◆ ASSIGNED TASK ◆
Exact copies of all the entries are required.

Segment Start: RECORDED DATA

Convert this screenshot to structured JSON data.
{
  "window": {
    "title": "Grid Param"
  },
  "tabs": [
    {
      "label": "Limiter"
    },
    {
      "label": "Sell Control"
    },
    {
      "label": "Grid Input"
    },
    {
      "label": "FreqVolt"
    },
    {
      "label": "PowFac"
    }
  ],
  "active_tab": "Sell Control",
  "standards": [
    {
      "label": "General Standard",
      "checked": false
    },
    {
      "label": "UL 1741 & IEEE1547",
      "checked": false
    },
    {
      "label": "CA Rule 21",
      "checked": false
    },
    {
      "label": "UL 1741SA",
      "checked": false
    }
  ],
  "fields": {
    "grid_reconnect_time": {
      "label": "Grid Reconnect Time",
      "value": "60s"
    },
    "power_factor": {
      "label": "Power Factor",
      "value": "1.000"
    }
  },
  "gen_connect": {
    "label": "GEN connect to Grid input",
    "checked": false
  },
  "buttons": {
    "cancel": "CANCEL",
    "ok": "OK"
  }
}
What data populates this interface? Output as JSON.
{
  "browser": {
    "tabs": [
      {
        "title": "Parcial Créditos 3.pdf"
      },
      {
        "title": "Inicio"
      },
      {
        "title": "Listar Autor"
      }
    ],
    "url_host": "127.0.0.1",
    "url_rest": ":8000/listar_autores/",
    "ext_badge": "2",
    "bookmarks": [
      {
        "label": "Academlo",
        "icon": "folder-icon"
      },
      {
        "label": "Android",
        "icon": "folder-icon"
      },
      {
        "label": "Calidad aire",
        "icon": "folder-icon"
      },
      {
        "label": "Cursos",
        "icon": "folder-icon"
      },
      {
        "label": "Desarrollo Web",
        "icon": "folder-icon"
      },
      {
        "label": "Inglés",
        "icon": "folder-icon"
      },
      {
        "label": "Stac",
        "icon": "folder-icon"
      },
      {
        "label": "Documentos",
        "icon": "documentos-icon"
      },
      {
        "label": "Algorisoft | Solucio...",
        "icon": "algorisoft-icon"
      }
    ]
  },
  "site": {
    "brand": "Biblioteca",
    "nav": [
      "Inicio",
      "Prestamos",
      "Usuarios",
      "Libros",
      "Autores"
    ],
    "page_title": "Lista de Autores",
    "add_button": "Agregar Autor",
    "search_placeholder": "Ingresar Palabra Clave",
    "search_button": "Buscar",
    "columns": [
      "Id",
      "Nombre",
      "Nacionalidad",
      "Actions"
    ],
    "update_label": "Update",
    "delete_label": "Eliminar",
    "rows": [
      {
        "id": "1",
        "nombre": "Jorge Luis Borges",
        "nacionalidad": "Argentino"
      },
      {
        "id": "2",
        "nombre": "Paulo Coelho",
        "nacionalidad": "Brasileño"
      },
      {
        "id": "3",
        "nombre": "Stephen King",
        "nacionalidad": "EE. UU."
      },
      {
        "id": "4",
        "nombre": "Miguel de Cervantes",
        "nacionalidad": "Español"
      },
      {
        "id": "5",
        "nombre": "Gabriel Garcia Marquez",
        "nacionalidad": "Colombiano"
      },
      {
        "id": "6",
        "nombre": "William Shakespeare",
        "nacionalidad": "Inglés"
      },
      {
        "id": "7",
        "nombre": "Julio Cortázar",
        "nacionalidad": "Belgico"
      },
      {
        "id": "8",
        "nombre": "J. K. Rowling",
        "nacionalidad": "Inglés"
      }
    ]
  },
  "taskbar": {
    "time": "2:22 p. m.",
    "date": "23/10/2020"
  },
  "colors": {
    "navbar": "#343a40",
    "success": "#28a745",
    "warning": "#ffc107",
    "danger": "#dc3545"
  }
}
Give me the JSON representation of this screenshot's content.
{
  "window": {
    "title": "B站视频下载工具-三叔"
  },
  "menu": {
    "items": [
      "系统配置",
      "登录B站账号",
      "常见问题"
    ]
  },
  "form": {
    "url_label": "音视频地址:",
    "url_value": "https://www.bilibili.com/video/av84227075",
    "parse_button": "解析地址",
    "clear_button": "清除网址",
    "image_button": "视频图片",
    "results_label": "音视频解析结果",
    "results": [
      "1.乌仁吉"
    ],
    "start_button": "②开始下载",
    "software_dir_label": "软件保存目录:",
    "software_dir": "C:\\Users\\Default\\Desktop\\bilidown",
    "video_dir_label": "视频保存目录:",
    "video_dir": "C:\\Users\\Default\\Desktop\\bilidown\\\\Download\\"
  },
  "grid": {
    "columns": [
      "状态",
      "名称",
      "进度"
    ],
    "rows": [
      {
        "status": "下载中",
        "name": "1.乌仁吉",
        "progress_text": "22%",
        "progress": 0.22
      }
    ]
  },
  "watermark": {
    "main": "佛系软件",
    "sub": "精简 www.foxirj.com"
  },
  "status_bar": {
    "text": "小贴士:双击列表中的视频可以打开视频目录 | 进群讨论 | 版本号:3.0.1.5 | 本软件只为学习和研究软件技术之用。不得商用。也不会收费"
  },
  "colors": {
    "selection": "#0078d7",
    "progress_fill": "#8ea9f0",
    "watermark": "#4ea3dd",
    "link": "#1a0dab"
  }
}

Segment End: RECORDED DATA

◆ REPLY TO THE EXERCISE ◆
Convert this screenshot to structured JSON data.
{
  "window": {
    "title": "Grid Param"
  },
  "tabs": [
    {
      "label": "Limiter"
    },
    {
      "label": "Sell Control"
    },
    {
      "label": "Grid Input"
    },
    {
      "label": "FreqVolt"
    },
    {
      "label": "PowFac"
    }
  ],
  "active_tab": "Sell Control",
  "standards": [
    {
      "label": "General Standard",
      "checked": false
    },
    {
      "label": "UL 1741 & IEEE1547",
      "checked": false
    },
    {
      "label": "CA Rule 21",
      "checked": false
    },
    {
      "label": "UL 1741SA",
      "checked": false
    }
  ],
  "fields": {
    "grid_reconnect_time": {
      "label": "Grid Reconnect Time",
      "value": "60s"
    },
    "power_factor": {
      "label": "Power Factor",
      "value": "1.000"
    }
  },
  "gen_connect": {
    "label": "GEN connect to Grid input",
    "checked": false
  },
  "buttons": {
    "cancel": "CANCEL",
    "ok": "OK"
  }
}
What data populates this interface? Output as JSON.
{
  "browser": {
    "tabs": [
      {
        "title": "Parcial Créditos 3.pdf"
      },
      {
        "title": "Inicio"
      },
      {
        "title": "Listar Autor"
      }
    ],
    "url_host": "127.0.0.1",
    "url_rest": ":8000/listar_autores/",
    "ext_badge": "2",
    "bookmarks": [
      {
        "label": "Academlo",
        "icon": "folder-icon"
      },
      {
        "label": "Android",
        "icon": "folder-icon"
      },
      {
        "label": "Calidad aire",
        "icon": "folder-icon"
      },
      {
        "label": "Cursos",
        "icon": "folder-icon"
      },
      {
        "label": "Desarrollo Web",
        "icon": "folder-icon"
      },
      {
        "label": "Inglés",
        "icon": "folder-icon"
      },
      {
        "label": "Stac",
        "icon": "folder-icon"
      },
      {
        "label": "Documentos",
        "icon": "documentos-icon"
      },
      {
        "label": "Algorisoft | Solucio...",
        "icon": "algorisoft-icon"
      }
    ]
  },
  "site": {
    "brand": "Biblioteca",
    "nav": [
      "Inicio",
      "Prestamos",
      "Usuarios",
      "Libros",
      "Autores"
    ],
    "page_title": "Lista de Autores",
    "add_button": "Agregar Autor",
    "search_placeholder": "Ingresar Palabra Clave",
    "search_button": "Buscar",
    "columns": [
      "Id",
      "Nombre",
      "Nacionalidad",
      "Actions"
    ],
    "update_label": "Update",
    "delete_label": "Eliminar",
    "rows": [
      {
        "id": "1",
        "nombre": "Jorge Luis Borges",
        "nacionalidad": "Argentino"
      },
      {
        "id": "2",
        "nombre": "Paulo Coelho",
        "nacionalidad": "Brasileño"
      },
      {
        "id": "3",
        "nombre": "Stephen King",
        "nacionalidad": "EE. UU."
      },
      {
        "id": "4",
        "nombre": "Miguel de Cervantes",
        "nacionalidad": "Español"
      },
      {
        "id": "5",
        "nombre": "Gabriel Garcia Marquez",
        "nacionalidad": "Colombiano"
      },
      {
        "id": "6",
        "nombre": "William Shakespeare",
        "nacionalidad": "Inglés"
      },
      {
        "id": "7",
        "nombre": "Julio Cortázar",
        "nacionalidad": "Belgico"
      },
      {
        "id": "8",
        "nombre": "J. K. Rowling",
        "nacionalidad": "Inglés"
      }
    ]
  },
  "taskbar": {
    "time": "2:22 p. m.",
    "date": "23/10/2020"
  },
  "colors": {
    "navbar": "#343a40",
    "success": "#28a745",
    "warning": "#ffc107",
    "danger": "#dc3545"
  }
}
Give me the JSON representation of this screenshot's content.
{
  "window": {
    "title": "B站视频下载工具-三叔"
  },
  "menu": {
    "items": [
      "系统配置",
      "登录B站账号",
      "常见问题"
    ]
  },
  "form": {
    "url_label": "音视频地址:",
    "url_value": "https://www.bilibili.com/video/av84227075",
    "parse_button": "解析地址",
    "clear_button": "清除网址",
    "image_button": "视频图片",
    "results_label": "音视频解析结果",
    "results": [
      "1.乌仁吉"
    ],
    "start_button": "②开始下载",
    "software_dir_label": "软件保存目录:",
    "software_dir": "C:\\Users\\Default\\Desktop\\bilidown",
    "video_dir_label": "视频保存目录:",
    "video_dir": "C:\\Users\\Default\\Desktop\\bilidown\\\\Download\\"
  },
  "grid": {
    "columns": [
      "状态",
      "名称",
      "进度"
    ],
    "rows": [
      {
        "status": "下载中",
        "name": "1.乌仁吉",
        "progress_text": "22%",
        "progress": 0.22
      }
    ]
  },
  "watermark": {
    "main": "佛系软件",
    "sub": "精简 www.foxirj.com"
  },
  "status_bar": {
    "text": "小贴士:双击列表中的视频可以打开视频目录 | 进群讨论 | 版本号:3.0.1.5 | 本软件只为学习和研究软件技术之用。不得商用。也不会收费"
  },
  "colors": {
    "selection": "#0078d7",
    "progress_fill": "#8ea9f0",
    "watermark": "#4ea3dd",
    "link": "#1a0dab"
  }
}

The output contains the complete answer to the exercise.